### [Problem requirements]
Check each line below for the word "theme". How many have it? Answer with the number only.

Dataset rows for apps and sites
------------------------------------------------

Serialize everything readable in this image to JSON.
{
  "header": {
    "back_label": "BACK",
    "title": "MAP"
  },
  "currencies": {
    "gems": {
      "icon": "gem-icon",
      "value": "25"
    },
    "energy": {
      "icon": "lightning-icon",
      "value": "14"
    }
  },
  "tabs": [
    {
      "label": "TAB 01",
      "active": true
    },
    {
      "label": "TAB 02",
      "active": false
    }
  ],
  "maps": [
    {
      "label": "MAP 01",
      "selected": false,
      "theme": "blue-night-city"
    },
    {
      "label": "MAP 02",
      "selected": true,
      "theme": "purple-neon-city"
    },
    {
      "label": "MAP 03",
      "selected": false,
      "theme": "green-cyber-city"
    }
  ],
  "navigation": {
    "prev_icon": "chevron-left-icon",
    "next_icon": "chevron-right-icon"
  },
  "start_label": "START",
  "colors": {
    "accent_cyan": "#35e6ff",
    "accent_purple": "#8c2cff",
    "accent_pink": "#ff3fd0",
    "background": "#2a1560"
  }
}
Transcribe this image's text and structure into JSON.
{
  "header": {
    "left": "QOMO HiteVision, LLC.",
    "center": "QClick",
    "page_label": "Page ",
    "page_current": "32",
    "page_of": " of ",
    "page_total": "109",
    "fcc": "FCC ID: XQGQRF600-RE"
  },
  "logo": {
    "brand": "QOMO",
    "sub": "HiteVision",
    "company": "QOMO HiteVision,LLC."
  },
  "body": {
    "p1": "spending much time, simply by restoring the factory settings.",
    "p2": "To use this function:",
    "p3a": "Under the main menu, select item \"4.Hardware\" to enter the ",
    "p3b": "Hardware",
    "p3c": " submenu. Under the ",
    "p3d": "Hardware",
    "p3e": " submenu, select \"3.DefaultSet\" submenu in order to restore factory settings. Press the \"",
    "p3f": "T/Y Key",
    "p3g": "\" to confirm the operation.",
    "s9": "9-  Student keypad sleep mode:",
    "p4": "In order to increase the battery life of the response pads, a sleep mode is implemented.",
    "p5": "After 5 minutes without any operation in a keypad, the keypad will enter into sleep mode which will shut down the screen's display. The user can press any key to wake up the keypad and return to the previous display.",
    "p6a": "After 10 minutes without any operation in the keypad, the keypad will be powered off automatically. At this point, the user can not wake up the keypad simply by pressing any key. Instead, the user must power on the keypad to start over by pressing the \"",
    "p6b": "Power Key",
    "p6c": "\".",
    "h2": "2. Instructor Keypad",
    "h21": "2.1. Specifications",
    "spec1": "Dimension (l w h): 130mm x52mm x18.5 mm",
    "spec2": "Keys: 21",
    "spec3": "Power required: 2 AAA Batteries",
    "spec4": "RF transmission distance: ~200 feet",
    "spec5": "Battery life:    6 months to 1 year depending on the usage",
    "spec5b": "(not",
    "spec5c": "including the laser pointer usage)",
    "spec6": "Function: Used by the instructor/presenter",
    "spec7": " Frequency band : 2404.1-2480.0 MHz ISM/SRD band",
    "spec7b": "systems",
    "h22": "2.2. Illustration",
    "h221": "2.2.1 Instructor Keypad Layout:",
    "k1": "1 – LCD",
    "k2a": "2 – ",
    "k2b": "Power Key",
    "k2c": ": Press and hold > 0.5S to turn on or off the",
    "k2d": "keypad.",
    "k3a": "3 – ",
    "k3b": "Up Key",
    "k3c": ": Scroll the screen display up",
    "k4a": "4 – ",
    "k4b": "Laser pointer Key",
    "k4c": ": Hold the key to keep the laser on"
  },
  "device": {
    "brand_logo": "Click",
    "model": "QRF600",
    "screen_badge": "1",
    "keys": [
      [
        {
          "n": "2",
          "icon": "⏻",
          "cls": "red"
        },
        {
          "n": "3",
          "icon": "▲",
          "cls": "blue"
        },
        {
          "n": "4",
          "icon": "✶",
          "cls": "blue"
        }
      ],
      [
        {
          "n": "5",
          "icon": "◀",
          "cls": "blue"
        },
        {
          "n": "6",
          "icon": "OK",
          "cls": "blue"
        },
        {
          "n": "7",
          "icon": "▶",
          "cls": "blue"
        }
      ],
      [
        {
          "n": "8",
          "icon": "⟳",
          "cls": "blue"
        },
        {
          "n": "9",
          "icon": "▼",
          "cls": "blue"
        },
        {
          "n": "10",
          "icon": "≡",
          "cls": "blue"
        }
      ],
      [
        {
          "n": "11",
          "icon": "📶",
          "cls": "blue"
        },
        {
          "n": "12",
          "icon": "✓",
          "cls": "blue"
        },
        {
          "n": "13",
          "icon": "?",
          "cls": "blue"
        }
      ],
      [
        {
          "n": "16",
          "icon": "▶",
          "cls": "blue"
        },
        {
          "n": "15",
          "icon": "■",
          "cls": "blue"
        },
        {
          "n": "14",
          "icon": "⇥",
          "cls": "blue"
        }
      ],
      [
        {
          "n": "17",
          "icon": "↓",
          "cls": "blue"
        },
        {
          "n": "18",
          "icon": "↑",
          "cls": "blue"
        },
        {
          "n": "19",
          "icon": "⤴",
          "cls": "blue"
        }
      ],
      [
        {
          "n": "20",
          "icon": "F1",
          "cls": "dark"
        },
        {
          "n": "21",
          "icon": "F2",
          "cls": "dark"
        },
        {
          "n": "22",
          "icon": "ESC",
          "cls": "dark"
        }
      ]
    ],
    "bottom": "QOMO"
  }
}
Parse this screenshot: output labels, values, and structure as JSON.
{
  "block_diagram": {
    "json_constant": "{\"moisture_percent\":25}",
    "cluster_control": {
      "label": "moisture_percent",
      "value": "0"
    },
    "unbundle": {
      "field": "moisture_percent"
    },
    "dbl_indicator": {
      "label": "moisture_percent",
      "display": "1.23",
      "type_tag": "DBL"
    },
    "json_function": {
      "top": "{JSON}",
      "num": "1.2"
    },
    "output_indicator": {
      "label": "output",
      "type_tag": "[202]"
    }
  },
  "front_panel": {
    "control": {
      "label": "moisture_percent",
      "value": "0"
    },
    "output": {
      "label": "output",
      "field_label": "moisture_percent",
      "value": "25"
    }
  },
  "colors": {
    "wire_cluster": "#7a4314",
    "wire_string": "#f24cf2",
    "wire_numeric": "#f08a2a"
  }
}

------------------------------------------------

### [Task answer]
3